Exercise objective:
Report every line below that carries the word "text".

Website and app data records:
Segment Open

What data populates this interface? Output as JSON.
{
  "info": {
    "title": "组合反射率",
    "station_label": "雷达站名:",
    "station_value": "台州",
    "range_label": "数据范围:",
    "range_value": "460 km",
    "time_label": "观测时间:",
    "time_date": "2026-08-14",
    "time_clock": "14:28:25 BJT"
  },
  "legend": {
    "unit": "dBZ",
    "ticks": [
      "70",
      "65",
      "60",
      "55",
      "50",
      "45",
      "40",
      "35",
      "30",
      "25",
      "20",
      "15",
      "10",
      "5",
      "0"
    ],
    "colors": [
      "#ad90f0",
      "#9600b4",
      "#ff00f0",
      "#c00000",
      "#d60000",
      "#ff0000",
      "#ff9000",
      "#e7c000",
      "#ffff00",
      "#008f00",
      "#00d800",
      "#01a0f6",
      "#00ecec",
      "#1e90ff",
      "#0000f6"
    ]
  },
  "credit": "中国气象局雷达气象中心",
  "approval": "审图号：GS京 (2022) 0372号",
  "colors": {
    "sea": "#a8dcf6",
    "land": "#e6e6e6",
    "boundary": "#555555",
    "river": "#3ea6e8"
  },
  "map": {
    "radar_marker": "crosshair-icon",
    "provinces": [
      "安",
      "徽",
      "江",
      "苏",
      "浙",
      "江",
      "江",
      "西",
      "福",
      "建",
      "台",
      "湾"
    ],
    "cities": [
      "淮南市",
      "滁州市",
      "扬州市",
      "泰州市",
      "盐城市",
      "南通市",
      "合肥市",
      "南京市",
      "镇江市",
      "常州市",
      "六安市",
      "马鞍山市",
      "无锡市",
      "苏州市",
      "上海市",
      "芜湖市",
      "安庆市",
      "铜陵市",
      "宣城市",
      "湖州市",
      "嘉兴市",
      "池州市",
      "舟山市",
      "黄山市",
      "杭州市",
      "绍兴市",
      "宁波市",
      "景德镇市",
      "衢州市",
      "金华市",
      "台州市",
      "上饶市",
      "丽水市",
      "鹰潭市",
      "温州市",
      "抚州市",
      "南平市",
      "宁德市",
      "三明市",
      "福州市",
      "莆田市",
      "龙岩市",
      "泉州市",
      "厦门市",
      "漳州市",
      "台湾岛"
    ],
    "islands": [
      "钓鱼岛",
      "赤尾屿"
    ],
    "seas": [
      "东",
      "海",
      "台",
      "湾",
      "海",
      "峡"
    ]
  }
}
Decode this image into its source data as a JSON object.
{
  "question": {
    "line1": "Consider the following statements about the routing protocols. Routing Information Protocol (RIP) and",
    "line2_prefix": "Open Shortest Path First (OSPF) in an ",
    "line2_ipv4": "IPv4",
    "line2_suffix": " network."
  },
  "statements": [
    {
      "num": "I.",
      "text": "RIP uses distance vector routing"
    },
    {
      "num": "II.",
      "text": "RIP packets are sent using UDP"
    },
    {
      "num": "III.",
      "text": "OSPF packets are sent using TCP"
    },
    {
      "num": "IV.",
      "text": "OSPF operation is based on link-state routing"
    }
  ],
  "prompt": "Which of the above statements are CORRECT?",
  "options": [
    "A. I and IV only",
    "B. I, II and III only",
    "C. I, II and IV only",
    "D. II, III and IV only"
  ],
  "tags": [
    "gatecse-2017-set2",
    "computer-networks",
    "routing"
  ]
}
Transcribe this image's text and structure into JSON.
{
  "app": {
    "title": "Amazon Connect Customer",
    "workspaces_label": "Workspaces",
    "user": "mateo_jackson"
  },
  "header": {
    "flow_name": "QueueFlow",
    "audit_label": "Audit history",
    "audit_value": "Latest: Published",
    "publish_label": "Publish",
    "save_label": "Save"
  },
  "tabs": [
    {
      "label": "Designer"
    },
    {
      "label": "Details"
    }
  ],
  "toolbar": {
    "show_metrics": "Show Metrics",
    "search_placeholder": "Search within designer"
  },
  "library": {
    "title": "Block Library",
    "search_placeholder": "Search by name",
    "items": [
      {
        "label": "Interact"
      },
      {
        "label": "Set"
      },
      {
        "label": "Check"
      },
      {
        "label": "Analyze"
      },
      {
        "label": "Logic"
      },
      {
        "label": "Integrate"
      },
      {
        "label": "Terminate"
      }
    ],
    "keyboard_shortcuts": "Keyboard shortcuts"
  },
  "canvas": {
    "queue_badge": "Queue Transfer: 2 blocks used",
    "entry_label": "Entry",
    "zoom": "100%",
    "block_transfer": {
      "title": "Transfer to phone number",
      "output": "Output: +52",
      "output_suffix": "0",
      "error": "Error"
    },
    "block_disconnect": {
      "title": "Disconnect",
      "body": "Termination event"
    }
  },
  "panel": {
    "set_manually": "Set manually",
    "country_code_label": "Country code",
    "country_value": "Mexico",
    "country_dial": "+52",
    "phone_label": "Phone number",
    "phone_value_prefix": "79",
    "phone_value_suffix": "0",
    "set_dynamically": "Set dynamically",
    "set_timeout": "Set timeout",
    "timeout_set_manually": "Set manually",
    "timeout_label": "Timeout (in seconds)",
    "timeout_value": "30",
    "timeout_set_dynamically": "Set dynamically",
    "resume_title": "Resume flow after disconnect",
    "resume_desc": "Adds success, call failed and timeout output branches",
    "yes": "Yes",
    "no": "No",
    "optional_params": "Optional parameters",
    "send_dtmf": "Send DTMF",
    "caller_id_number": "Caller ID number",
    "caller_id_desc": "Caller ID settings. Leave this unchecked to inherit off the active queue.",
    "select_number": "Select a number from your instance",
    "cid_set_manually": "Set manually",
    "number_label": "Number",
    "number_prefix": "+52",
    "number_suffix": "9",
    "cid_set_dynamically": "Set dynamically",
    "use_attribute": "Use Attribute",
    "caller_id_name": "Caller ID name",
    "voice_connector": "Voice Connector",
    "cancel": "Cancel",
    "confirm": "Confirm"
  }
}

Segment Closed

Output of the task:
      "text": "RIP uses distance vector routing"
      "text": "RIP packets are sent using UDP"
      "text": "OSPF packets are sent using TCP"
      "text": "OSPF operation is based on link-state routing"
Transcribe this image's text and structure into JSON.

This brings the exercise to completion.